(Task inputs begins)

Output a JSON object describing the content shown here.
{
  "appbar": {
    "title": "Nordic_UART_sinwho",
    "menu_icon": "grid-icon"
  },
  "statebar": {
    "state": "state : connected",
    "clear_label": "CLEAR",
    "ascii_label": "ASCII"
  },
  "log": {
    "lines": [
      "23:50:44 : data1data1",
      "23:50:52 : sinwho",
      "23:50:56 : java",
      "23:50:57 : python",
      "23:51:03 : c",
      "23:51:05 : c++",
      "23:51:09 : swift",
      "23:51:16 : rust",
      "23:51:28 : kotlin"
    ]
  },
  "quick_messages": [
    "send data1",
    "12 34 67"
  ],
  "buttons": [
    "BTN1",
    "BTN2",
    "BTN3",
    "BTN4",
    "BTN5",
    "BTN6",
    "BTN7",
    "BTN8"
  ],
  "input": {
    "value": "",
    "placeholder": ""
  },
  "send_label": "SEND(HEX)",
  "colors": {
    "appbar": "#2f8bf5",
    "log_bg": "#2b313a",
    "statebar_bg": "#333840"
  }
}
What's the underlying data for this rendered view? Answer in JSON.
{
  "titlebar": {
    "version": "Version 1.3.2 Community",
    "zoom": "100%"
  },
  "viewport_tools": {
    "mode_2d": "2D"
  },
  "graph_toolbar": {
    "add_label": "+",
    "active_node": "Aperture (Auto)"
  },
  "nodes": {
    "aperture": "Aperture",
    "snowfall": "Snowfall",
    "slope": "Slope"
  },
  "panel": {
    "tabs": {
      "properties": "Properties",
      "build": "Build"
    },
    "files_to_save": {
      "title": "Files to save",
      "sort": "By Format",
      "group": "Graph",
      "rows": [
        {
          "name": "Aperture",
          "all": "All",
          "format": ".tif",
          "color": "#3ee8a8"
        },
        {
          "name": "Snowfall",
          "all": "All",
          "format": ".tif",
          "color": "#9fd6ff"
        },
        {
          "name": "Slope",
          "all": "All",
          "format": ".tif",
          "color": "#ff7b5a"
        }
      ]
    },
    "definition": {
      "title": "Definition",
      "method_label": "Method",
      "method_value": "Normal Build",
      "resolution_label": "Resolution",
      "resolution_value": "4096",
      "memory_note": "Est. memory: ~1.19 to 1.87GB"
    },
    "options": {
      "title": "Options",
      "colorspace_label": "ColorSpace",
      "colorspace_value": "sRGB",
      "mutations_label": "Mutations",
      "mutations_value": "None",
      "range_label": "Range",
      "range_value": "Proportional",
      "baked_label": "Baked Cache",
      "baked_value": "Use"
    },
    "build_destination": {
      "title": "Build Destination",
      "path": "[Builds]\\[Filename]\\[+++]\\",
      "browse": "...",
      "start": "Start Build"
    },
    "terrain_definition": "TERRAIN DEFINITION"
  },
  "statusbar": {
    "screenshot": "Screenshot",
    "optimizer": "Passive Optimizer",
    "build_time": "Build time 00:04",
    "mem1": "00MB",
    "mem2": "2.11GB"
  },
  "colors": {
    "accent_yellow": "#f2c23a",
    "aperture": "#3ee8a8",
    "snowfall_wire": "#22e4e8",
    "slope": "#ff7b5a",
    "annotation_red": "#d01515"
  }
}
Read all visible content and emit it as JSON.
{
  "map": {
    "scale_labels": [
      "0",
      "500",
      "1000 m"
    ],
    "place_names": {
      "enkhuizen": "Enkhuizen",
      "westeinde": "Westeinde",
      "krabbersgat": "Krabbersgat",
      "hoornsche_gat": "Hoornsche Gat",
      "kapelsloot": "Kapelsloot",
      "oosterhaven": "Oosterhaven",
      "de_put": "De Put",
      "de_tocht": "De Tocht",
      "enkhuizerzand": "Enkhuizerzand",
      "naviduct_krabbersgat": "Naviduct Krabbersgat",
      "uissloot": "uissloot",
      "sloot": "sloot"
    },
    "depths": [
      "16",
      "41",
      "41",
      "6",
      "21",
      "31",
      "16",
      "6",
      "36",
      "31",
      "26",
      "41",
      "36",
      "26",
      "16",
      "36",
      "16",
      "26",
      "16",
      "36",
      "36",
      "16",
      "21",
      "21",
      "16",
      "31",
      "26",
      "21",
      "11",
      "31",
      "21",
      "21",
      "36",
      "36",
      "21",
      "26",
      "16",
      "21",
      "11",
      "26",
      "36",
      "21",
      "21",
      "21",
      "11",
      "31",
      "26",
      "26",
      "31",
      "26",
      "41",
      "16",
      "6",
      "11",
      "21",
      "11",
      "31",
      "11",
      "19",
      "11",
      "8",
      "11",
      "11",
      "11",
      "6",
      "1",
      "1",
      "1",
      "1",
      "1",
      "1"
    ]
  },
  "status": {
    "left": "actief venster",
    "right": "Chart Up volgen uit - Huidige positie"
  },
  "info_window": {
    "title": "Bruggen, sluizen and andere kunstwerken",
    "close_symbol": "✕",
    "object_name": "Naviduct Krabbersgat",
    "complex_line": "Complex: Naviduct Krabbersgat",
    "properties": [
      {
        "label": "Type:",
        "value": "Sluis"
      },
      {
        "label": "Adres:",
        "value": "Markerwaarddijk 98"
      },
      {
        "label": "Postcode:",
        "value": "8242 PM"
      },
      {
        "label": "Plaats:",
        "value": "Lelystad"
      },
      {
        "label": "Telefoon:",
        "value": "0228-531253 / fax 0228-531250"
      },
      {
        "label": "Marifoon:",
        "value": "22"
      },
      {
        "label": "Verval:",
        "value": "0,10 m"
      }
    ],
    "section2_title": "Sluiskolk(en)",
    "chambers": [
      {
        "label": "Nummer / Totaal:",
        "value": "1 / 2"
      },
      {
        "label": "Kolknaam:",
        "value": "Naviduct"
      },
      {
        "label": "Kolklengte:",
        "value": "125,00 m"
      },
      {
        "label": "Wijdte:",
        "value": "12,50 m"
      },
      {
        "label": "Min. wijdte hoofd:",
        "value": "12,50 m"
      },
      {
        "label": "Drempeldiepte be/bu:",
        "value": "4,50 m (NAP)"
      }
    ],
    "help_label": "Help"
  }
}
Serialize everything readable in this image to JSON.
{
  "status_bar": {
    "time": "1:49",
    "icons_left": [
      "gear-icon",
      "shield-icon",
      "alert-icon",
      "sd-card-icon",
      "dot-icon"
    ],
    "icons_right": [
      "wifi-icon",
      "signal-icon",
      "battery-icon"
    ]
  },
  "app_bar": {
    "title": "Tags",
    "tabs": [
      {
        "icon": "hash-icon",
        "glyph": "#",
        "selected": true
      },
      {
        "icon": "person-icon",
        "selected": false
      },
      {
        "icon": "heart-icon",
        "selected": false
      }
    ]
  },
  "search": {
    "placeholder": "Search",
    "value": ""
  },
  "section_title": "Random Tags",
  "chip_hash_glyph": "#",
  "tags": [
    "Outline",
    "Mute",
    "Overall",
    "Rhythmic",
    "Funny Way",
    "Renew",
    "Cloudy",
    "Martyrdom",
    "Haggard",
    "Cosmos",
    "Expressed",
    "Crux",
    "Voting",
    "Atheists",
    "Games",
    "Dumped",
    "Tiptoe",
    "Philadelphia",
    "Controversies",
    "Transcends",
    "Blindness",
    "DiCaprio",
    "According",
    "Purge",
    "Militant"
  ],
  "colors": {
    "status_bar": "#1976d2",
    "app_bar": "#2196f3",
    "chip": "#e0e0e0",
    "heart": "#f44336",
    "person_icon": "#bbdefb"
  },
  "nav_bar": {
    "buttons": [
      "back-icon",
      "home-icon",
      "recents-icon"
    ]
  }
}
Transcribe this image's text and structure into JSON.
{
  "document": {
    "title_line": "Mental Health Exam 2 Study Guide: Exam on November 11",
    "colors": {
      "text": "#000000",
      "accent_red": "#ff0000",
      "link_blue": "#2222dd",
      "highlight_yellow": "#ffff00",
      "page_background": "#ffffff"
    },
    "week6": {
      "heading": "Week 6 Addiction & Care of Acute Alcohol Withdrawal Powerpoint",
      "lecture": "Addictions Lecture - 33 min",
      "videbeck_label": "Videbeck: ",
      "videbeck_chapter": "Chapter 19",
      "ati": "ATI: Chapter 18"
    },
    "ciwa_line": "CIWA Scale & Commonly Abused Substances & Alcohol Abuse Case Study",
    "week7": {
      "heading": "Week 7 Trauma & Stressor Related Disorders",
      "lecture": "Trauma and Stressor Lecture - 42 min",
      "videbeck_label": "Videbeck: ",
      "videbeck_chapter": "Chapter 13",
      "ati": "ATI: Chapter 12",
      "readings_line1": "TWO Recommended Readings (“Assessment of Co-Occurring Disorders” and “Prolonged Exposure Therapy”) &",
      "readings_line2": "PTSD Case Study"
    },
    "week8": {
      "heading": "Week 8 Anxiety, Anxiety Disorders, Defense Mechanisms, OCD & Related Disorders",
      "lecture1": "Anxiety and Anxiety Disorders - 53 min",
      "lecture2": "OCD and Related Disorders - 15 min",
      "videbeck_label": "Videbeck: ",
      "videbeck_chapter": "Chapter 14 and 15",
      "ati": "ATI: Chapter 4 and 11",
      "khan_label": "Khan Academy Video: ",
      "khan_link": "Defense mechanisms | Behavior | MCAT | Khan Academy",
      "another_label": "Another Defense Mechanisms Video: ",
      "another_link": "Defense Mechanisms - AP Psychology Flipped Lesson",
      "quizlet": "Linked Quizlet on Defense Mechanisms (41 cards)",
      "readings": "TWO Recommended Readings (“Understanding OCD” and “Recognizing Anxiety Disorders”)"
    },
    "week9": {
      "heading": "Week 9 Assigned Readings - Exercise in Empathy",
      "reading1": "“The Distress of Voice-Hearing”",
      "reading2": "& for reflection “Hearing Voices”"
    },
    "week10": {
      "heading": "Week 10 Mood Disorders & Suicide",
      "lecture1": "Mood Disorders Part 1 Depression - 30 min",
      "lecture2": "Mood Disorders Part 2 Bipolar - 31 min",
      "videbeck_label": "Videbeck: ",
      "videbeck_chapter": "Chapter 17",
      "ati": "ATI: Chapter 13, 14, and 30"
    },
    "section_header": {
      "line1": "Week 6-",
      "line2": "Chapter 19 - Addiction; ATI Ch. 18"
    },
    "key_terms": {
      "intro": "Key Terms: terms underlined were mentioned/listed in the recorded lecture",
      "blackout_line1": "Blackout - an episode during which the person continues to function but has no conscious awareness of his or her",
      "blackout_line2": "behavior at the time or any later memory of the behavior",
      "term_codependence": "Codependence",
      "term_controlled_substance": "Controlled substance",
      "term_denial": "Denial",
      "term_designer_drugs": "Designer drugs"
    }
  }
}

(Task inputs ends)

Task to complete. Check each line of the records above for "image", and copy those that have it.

Response to the task.
Serialize everything readable in this image to JSON.
Transcribe this image's text and structure into JSON.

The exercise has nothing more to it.